Assigned task:
Please copy out all lines of the entries that contain the word "progress".

Task input:
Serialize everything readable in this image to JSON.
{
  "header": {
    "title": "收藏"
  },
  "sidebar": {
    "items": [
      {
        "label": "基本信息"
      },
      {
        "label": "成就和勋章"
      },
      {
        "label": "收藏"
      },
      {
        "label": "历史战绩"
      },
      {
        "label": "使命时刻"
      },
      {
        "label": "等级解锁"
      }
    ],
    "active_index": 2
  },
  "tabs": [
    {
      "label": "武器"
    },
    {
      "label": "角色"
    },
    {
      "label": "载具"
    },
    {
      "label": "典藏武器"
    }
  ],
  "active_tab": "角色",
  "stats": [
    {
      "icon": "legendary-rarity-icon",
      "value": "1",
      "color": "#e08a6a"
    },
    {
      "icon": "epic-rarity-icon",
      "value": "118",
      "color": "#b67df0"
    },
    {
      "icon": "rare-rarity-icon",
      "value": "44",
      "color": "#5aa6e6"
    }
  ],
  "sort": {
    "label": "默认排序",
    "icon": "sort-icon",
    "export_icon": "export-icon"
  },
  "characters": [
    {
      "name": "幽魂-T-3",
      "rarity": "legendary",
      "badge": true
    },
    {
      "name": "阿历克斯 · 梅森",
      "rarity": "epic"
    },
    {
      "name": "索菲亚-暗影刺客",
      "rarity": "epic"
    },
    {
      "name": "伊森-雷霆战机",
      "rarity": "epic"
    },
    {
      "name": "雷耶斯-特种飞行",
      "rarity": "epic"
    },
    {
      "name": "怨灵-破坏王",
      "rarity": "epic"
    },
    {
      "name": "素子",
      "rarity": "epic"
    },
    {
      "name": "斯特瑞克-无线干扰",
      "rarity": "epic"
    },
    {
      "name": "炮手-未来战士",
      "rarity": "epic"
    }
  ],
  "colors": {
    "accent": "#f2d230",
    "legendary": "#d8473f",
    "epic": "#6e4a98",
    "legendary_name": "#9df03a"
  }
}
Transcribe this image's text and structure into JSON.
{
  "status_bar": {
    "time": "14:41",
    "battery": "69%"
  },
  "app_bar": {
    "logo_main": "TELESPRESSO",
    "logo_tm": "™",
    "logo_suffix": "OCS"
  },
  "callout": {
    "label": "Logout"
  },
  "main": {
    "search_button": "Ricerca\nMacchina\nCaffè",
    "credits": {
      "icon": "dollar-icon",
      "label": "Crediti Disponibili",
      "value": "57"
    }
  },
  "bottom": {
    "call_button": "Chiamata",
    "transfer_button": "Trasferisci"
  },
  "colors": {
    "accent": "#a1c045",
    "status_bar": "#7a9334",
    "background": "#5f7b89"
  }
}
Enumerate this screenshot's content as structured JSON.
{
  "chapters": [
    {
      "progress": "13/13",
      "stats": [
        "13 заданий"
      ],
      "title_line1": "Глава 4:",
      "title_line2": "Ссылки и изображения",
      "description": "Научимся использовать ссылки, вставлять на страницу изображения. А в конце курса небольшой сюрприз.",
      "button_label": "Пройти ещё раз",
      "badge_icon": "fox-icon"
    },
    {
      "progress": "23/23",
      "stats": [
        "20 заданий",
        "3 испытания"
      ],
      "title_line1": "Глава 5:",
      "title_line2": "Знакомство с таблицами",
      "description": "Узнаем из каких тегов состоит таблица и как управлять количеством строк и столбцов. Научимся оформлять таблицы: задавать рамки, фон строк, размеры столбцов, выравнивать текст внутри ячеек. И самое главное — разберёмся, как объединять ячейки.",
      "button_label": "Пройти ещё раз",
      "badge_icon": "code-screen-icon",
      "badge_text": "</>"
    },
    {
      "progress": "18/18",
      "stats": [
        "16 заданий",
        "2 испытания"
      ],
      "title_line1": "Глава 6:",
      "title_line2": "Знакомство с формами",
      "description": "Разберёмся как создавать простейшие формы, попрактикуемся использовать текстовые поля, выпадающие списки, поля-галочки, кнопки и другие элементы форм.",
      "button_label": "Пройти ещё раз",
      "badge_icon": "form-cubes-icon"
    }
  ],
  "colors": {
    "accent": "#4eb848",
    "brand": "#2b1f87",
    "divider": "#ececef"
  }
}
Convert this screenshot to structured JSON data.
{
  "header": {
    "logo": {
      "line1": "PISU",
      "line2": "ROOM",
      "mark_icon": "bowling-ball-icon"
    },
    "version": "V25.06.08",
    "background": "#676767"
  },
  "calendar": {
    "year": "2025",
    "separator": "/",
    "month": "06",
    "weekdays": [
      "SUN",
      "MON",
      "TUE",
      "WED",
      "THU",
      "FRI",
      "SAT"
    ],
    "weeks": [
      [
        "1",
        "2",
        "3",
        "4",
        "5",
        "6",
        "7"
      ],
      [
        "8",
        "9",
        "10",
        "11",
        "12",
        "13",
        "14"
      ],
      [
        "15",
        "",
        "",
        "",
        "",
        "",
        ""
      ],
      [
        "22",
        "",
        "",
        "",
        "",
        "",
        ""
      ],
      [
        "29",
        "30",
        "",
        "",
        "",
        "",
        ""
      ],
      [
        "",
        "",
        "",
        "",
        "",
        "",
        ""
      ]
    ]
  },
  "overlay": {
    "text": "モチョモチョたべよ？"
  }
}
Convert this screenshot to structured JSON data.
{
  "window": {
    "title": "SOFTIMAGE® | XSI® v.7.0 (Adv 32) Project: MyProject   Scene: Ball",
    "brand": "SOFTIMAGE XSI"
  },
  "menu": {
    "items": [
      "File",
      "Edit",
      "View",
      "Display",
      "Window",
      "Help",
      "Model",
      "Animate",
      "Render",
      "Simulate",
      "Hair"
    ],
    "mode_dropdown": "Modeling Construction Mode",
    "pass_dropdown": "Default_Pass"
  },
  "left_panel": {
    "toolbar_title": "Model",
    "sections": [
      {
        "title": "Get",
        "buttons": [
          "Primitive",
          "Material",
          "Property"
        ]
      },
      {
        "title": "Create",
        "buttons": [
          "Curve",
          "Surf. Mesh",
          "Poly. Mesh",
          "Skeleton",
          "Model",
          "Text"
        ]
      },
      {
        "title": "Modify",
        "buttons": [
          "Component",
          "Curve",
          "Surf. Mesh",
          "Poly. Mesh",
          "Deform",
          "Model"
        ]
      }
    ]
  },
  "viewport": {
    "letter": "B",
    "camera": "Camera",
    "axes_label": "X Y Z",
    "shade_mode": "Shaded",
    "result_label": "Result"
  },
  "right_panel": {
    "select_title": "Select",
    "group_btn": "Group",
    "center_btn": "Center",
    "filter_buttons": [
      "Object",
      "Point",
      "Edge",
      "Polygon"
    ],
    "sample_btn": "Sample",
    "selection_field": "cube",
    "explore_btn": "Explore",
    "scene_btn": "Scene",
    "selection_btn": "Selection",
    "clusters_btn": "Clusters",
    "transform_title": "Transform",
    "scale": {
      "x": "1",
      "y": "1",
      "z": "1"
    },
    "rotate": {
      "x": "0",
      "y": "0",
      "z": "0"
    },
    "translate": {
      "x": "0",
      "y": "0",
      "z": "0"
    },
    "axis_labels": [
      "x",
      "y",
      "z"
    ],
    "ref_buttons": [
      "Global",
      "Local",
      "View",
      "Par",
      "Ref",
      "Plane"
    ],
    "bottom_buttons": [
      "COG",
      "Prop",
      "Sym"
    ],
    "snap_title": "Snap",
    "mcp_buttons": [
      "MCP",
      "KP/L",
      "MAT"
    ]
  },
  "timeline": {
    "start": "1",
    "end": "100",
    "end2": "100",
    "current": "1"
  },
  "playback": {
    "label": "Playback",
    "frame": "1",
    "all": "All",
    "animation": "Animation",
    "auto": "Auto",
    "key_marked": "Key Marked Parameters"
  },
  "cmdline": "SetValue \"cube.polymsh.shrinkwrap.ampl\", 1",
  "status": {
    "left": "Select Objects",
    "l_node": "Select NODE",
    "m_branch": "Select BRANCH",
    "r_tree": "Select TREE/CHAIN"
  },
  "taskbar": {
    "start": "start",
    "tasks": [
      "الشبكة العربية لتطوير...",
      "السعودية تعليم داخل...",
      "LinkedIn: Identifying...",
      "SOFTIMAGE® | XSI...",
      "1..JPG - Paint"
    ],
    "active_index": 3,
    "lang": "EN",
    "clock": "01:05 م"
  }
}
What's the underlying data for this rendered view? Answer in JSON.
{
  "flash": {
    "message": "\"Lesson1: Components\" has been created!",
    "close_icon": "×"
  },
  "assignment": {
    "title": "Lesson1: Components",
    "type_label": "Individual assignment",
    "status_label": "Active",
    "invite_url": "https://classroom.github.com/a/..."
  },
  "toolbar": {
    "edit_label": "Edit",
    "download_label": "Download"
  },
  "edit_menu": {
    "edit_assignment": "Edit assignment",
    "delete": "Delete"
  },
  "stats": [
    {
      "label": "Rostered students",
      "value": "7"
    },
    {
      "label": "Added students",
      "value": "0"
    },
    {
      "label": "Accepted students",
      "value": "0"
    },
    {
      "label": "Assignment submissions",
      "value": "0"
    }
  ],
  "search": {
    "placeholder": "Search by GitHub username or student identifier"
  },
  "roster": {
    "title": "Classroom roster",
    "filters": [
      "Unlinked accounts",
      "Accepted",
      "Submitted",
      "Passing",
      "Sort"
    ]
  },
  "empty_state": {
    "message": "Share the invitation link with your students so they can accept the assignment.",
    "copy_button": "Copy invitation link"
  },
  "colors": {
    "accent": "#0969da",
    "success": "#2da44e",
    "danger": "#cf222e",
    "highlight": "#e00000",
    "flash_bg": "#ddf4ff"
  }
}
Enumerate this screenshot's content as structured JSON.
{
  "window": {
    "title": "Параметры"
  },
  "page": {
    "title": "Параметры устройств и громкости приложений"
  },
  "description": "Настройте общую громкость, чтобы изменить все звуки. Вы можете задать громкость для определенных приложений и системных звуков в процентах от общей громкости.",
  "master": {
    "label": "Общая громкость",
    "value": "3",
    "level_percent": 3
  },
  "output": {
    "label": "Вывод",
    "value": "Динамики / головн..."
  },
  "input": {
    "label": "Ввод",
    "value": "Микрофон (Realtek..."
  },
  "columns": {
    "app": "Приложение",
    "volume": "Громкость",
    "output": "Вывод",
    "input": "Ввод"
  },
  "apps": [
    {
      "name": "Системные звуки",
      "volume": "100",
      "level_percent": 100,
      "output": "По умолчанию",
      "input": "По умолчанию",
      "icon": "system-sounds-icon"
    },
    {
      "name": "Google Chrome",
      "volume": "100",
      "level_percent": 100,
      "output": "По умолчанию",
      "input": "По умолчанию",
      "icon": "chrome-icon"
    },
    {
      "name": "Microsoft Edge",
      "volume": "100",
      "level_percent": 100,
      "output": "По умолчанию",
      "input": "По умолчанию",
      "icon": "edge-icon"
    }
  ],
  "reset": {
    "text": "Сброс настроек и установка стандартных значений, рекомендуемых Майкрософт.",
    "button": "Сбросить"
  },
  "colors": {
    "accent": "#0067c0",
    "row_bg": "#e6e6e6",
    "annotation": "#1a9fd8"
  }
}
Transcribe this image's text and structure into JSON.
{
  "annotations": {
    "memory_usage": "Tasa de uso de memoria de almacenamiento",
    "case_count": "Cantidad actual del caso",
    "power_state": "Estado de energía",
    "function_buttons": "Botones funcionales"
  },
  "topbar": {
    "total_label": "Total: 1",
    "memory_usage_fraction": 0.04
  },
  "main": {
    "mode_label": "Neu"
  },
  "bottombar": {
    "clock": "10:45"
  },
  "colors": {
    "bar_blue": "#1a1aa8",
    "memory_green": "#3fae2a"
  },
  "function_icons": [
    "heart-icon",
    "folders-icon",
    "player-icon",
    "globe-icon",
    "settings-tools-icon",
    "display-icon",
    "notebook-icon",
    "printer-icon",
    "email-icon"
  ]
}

Response to this exercise:
      "progress": "13/13",
      "progress": "23/23",
      "progress": "18/18",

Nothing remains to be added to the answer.